Second-line therapy, when clomiphene citrate fails to lead to pregnancy, is either exogenous gonadotropins or laparoscopic ovarian surgery. [2, 3] If gonadotropins are used, a low-dose regimen is recommended,  and patients must be monitored with ultrasonography and laboratory studies.  Note that gonadotropin therapy is expensive and is associated with an increased risk of multiple pregnancy and ovarian hyperstimulation syndrome. 

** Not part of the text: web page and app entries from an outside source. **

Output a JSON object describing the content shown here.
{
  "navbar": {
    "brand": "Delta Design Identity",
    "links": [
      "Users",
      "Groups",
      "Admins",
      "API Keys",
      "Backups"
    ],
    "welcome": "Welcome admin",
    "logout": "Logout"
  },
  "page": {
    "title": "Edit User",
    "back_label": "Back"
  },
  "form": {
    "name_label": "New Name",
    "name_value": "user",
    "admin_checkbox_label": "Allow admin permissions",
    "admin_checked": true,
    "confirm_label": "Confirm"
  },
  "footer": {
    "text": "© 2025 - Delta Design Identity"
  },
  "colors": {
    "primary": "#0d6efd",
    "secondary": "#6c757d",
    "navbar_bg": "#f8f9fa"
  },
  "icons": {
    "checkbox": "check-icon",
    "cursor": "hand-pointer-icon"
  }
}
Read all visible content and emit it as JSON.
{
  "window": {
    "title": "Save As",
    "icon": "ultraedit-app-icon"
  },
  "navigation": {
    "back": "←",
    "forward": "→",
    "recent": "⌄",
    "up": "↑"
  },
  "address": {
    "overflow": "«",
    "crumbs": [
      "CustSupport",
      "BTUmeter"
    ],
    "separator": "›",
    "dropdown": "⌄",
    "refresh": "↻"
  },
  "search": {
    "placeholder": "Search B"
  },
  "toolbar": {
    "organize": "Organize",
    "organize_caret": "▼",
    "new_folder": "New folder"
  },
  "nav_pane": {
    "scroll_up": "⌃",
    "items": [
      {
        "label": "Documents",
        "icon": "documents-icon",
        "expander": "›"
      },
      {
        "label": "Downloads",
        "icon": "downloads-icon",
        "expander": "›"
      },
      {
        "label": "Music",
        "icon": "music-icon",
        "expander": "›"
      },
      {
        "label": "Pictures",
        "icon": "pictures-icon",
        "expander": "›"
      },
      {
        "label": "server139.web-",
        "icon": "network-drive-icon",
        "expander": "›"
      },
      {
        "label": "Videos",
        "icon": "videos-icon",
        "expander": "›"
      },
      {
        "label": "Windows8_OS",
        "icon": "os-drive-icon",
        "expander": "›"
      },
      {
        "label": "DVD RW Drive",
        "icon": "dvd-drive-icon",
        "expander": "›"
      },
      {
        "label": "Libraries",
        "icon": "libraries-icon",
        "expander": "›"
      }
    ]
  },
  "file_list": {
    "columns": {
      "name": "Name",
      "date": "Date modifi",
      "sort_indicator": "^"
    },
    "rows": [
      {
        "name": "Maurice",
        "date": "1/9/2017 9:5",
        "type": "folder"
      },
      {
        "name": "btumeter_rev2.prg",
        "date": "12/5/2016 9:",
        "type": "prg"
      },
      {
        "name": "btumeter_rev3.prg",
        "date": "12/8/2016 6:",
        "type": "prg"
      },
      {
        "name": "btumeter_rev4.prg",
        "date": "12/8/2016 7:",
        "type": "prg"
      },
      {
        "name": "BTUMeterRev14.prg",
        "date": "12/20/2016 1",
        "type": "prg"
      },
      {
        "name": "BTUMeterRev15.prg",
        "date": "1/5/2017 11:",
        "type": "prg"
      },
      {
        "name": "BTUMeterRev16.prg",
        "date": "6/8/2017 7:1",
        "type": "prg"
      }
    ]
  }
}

Polycystic ovary syndrome is the most common endocrinopathy among reproductive-aged women in the United States, affecting approximately 7% of female patients. Although the pathophysiology of the syndrome is complex and there is no single defect from which it is known to result, it is hypothesized that insulin resistance is a key factor. Metabolic syndrome is twice as common in patients with polycystic ovary syndrome compared with the general population, and patients with polycystic ovary syndrome are four times more likely than the general population to develop type 2 diabetes mellitus. Patient presentation is variable, ranging from asymptomatic to having multiple gynecologic, dermatologic, or metabolic manifestations. Guidelines from the Endocrine Society recommend using the Rotterdam criteria for diagnosis, which mandate the presence of two of the following three findings—hyperandrogenism, ovulatory dysfunction, and polycystic ovaries—plus the exclusion of other diagnoses that could result in hyperandrogenism or ovulatory dysfunction. It is reasonable to delay evaluation for polycystic ovary syndrome in adolescent patients until two years after menarche. For this age group, it is also recommended that all three Rotterdam criteria be met before the diagnosis is made. Patients who have marked virilization or rapid onset of symptoms require immediate evaluation for a potential androgen-secreting tumor. Treatment of polycystic ovary syndrome is individualized based on the patient's presentation and desire for pregnancy. For patients who are overweight, weight loss is recommended. Clomiphene and letrozole are first-line medications for infertility. Metformin is the first-line medication for metabolic manifestations, such as hyperglycemia. Hormonal contraceptives are first-line therapy for irregular menses and dermatologic manifestations.